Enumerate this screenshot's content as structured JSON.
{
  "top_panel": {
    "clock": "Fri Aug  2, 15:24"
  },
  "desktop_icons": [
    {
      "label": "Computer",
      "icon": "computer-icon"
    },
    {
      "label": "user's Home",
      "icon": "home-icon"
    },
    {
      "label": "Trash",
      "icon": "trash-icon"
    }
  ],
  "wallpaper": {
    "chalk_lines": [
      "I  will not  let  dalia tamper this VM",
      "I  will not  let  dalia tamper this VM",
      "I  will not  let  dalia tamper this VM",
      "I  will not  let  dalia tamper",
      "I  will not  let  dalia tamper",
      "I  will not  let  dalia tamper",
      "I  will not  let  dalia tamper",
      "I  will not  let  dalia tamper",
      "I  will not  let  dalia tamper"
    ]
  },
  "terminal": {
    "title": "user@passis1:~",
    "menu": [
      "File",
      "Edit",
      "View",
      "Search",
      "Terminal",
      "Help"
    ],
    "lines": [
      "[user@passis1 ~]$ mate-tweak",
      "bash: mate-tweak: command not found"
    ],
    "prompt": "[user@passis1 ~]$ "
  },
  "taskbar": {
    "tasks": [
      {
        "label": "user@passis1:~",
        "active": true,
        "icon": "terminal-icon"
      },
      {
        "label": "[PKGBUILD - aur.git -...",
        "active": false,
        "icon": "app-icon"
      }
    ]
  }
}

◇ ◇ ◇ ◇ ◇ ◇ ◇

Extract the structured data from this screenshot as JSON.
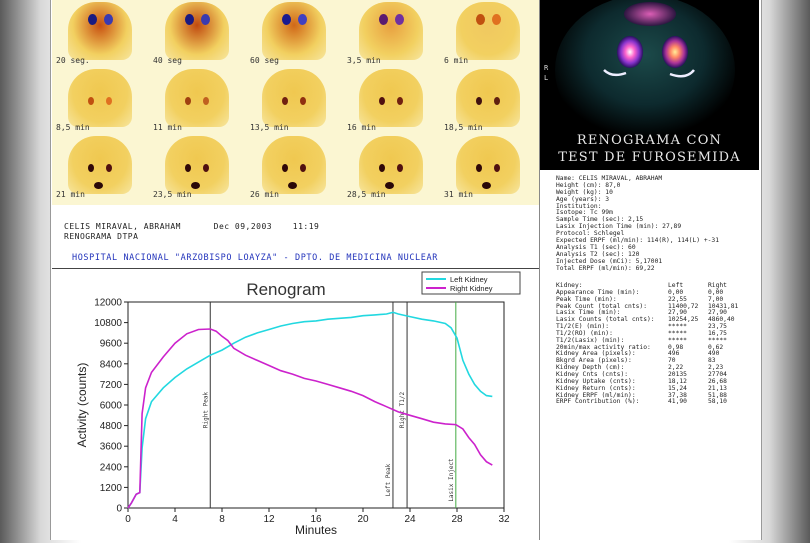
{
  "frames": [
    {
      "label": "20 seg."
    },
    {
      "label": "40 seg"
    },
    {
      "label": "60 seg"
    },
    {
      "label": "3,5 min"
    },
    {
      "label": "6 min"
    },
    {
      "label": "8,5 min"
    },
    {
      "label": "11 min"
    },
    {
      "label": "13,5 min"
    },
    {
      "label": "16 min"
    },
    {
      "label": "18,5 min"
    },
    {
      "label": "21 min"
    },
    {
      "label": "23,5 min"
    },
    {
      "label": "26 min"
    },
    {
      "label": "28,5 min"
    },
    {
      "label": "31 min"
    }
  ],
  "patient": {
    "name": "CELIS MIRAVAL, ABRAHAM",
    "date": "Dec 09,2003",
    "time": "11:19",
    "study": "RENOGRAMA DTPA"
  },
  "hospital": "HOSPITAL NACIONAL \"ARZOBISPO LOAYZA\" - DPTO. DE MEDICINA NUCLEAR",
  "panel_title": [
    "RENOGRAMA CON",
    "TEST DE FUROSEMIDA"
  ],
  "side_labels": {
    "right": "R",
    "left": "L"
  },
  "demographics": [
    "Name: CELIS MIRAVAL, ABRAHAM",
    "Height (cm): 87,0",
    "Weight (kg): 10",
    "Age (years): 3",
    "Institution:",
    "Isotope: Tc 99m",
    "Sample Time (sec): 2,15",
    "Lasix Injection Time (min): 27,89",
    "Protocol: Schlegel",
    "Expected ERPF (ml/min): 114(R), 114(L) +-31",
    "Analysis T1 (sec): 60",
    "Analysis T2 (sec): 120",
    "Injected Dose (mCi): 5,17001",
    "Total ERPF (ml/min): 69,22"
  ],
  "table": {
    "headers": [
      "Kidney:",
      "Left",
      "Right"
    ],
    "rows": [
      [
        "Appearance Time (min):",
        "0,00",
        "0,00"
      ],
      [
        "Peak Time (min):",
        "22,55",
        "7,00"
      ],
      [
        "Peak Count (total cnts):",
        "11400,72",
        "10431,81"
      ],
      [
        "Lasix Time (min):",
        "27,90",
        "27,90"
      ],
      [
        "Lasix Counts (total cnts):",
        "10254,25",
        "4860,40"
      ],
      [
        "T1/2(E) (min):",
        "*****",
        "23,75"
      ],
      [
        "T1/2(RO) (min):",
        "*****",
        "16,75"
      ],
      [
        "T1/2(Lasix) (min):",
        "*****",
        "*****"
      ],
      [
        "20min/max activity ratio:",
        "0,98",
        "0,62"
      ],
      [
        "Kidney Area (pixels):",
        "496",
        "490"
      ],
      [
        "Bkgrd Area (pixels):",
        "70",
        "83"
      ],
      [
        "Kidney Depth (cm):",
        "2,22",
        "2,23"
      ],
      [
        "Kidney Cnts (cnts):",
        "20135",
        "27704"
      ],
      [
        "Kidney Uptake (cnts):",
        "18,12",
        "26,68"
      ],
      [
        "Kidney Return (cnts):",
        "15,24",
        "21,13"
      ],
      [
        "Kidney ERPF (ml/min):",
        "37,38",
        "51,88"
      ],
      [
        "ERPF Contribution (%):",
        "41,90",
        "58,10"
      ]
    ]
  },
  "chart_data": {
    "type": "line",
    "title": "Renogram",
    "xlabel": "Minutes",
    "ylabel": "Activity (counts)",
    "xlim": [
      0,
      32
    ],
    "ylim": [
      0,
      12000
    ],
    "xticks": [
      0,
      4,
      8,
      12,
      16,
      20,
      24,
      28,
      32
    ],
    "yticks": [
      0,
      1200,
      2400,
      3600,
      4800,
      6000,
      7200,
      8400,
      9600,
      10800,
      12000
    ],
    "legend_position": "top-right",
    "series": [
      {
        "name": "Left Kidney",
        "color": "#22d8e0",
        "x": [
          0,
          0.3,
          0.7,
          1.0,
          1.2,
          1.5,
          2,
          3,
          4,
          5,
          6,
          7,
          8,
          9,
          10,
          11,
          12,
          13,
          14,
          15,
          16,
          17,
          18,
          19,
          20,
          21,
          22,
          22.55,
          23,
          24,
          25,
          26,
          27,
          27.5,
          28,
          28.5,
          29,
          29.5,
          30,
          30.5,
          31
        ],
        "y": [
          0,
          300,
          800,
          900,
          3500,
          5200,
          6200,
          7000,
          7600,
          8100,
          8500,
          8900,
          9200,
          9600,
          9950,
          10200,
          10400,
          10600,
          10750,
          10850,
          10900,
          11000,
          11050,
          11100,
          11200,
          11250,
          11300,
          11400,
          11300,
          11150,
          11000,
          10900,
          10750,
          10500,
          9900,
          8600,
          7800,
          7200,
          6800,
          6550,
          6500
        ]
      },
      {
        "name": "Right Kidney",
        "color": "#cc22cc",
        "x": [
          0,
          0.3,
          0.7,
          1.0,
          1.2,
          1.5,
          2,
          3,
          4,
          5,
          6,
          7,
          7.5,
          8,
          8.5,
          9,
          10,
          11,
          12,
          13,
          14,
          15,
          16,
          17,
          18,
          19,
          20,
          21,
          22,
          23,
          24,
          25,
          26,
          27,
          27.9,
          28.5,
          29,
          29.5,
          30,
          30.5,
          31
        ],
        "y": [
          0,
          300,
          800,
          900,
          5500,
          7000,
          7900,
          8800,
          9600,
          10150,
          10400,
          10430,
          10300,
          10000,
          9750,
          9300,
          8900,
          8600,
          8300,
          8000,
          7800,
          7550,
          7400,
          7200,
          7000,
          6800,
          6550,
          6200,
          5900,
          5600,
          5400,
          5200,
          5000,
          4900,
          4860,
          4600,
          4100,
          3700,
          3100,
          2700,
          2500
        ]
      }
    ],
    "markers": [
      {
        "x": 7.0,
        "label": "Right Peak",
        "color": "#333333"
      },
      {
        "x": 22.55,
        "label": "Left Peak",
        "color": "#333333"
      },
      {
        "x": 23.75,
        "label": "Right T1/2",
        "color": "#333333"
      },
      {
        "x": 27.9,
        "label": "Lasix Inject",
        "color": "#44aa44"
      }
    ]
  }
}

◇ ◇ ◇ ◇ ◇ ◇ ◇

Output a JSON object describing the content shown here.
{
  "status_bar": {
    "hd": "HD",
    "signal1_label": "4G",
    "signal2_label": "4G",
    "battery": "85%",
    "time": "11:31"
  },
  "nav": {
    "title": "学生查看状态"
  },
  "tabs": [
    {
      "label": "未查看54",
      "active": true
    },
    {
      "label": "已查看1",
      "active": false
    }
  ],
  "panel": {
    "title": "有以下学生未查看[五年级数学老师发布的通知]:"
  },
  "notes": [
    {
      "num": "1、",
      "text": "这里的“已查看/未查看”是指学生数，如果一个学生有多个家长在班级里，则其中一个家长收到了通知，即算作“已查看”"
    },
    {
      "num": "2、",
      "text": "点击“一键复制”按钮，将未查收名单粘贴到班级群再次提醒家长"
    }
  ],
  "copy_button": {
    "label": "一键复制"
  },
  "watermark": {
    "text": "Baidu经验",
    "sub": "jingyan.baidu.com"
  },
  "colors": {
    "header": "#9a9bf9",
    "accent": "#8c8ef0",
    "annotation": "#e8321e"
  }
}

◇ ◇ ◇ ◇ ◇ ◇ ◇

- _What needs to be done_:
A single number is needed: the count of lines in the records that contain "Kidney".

- _Your solution_:
9